WHAT YOU WILL DO » When the string "Committees" occurs in a line of the records, show that line.

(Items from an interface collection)
______________________________

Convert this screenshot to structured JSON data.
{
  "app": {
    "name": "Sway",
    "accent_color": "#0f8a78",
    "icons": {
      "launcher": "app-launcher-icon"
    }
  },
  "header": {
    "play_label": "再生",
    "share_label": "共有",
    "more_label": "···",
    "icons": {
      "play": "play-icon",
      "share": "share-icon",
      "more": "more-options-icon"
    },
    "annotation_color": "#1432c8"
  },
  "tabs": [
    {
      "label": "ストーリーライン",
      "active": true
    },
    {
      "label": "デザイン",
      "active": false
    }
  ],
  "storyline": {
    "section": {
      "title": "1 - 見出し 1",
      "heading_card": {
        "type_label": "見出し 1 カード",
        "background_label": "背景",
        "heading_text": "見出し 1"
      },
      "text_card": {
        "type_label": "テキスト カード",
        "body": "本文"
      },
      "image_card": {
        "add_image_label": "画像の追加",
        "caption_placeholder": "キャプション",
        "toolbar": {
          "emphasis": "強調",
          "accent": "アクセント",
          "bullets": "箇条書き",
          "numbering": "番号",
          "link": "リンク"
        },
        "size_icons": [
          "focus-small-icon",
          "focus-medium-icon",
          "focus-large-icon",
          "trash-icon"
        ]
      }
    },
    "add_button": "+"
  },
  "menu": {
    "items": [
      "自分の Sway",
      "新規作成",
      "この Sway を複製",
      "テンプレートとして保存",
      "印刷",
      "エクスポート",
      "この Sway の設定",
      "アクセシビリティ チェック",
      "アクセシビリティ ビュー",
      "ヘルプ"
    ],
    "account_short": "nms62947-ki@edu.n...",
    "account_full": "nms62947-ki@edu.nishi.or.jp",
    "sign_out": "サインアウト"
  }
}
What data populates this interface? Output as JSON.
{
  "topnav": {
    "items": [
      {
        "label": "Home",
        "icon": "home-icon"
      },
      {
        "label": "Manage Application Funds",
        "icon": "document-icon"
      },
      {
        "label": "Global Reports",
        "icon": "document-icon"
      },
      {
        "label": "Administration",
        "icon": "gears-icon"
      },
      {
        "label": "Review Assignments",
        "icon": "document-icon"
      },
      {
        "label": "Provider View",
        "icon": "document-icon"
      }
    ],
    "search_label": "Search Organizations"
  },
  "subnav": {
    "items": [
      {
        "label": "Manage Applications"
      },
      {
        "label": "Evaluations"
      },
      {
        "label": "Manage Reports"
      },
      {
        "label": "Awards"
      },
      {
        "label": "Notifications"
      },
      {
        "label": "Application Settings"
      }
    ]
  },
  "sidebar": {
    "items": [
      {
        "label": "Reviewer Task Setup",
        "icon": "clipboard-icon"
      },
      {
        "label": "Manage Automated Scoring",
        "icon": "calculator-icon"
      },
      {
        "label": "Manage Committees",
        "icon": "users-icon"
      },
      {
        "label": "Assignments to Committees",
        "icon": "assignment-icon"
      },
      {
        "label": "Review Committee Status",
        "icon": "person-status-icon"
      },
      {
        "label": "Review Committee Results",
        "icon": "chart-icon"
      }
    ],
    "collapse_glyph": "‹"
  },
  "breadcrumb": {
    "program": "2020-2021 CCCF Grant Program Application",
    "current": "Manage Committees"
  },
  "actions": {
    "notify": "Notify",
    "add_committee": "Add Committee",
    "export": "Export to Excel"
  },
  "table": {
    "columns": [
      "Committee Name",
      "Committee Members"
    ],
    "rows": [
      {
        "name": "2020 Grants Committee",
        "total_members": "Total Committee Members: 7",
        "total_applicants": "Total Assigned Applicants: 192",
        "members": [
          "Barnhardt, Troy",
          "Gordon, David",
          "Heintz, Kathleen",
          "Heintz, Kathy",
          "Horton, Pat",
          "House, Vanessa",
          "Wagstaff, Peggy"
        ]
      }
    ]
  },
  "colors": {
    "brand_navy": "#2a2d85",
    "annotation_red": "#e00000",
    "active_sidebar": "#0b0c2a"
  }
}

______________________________

FINISHED TASK »
        "label": "Manage Committees",
        "label": "Assignments to Committees",
    "current": "Manage Committees"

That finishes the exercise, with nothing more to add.